When I was eight years old, I kicked a nun. To be fair, she was chasing my best friend, Mike, around a classroom trying to whack him with her cane. To be fair to the nun, Mike and I were doing our damnedest to make the first communion classes she taught at All Saints Catholic Church a living hell. We interrupted her lessons consistently with giggles and sarcastic statements or questions like, “that makes no sense” and, “what about the dinosaurs?” The nun, uninterested in our critiques and flustered by our persistence, relegated us to opposite ends of the classroom. Her anger only fueled more insolent behavior; we found it hilarious. So when Mike and I dared to look at one another from across the room, as we did on the day of the kicking, the result was quiet sniggering that evolved into fits of laughter. Which infuriated the nun. Which made us laugh even harder. Which is why she chased Mike around the room, attempting to physically punish his insubordination when, in defense of my best friend, I kicked her as she passed my desk.

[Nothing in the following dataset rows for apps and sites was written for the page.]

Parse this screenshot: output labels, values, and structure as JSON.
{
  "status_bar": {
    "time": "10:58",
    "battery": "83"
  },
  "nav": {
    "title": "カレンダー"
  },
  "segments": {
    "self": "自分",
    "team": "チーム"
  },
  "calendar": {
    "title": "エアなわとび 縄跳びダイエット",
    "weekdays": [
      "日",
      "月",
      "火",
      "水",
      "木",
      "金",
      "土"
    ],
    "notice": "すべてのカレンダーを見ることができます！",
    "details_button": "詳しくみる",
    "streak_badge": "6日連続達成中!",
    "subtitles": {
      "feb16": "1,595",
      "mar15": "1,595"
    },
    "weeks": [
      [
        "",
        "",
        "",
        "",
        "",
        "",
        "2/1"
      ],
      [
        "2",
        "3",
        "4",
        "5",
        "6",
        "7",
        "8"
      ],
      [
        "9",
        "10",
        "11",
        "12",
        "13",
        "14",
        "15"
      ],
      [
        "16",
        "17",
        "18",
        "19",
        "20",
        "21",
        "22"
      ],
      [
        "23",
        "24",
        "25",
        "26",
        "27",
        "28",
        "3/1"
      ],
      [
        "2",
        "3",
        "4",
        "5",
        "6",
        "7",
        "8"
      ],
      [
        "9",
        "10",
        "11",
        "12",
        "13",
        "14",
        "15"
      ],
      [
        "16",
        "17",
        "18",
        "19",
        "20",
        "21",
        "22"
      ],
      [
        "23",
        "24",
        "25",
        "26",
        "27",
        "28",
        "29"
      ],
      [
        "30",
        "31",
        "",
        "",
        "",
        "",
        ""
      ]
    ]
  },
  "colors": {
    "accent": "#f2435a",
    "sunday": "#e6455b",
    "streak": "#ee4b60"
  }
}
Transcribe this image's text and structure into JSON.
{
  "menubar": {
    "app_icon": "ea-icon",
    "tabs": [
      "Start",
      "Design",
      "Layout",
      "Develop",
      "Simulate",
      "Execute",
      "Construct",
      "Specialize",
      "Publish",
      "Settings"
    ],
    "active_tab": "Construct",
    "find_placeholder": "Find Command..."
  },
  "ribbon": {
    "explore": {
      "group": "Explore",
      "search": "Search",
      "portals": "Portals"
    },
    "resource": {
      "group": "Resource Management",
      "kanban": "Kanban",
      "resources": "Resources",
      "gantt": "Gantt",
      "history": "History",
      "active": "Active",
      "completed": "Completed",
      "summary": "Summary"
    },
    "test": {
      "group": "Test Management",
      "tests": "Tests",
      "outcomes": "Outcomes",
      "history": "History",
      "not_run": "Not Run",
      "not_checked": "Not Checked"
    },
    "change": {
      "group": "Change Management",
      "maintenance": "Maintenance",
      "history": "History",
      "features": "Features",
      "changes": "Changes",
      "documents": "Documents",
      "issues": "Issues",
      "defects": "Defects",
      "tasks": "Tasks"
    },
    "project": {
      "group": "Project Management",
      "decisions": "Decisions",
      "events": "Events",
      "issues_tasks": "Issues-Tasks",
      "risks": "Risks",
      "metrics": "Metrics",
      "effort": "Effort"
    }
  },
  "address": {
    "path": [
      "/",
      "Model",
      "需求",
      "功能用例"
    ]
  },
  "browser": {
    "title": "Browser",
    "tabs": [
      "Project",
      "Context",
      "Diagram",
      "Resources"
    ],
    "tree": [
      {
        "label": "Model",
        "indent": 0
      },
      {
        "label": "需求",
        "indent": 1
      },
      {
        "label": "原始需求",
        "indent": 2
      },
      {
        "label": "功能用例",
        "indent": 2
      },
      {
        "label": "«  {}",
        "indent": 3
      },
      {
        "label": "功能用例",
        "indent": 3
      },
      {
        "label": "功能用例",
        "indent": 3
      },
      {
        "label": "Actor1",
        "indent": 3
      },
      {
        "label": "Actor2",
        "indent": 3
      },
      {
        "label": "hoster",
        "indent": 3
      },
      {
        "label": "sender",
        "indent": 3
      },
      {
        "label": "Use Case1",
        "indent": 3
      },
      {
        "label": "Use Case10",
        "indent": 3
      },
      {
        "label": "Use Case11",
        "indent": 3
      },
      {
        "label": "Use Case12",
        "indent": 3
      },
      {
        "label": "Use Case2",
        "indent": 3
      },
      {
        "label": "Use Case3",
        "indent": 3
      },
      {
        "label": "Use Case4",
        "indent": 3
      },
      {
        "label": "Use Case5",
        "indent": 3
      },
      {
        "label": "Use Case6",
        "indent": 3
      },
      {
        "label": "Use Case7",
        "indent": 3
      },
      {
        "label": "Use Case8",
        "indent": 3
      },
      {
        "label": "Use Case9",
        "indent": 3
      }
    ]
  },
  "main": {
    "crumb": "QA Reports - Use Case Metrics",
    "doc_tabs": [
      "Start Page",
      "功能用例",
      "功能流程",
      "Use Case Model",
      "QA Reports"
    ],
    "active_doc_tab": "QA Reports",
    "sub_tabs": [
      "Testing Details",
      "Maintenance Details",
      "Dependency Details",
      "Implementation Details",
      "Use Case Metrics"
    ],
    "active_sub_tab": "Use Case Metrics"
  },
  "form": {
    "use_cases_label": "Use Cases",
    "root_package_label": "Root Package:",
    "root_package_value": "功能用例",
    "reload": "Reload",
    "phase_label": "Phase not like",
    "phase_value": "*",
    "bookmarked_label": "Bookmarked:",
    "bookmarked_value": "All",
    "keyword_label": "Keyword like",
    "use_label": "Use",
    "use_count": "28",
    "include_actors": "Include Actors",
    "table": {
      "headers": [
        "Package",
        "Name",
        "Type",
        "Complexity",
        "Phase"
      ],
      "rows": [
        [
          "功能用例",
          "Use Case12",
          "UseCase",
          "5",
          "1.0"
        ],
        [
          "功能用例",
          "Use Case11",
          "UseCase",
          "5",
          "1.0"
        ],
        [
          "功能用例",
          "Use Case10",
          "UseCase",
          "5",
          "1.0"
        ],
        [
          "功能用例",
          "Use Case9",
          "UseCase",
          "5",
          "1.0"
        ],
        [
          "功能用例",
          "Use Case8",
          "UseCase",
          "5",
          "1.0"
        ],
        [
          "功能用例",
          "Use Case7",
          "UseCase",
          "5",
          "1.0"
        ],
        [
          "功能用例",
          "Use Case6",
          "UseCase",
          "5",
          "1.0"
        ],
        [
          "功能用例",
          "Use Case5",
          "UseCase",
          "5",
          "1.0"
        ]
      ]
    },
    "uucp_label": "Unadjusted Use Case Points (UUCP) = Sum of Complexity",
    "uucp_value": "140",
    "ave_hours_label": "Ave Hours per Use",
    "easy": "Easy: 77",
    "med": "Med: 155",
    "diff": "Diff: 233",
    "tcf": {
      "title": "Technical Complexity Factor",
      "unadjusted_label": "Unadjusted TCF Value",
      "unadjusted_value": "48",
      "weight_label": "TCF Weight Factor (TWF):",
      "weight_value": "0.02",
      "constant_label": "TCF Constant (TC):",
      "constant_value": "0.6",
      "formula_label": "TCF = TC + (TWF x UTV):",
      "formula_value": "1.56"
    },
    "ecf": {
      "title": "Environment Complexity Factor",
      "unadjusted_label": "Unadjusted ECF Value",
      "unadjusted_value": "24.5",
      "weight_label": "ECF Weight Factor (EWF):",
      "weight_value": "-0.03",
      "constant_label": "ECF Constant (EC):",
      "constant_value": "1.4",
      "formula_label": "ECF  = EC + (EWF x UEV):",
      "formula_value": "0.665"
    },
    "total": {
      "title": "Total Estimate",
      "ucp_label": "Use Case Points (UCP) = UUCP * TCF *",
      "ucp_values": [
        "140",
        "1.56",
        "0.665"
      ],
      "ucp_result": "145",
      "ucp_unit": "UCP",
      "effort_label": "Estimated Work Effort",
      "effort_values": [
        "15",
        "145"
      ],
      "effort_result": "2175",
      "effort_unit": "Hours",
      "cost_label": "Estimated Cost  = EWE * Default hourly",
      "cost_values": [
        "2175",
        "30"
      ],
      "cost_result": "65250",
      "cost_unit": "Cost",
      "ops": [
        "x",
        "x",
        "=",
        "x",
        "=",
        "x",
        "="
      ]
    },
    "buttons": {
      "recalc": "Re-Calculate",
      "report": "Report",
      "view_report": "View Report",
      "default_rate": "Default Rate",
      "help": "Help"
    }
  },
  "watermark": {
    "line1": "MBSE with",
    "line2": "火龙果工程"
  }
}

Following the kicking, our parents somehow managed to convince the authorities at All Saints to allow us to complete our first communion classes and we graduated without further incident. When my mom told me I had to wear a child-sized version of a wedding dress complete with veil for the service, I flat out refused. At eight years old, when I wasn’t wearing a one-piece TYR racing suit complete with silicone swim cap and goggles or my softball uniform, I sported jeans, t-shirts, and a neon blue baseball cap. Resolute, I told my mom I would, under no circumstances, be caught dead in a lacy, frilly, hideous gown. My mother, exhausted from countless hours of listening to me protest and desperate for a solution, ended up striking a deal with me. I could wear anything I wanted to the service as long as it was a dress. I picked out the only acceptable ensemble at JCPenny’s: a navy blue sailor frock, a white sailor hat, and lacy white gloves. A few days later, a sailor amidst a sea of child brides, I made my first confession and consumed what my lessons had taught me was the body and blood of Christ. It tasted like styrofoam and grape juice to me.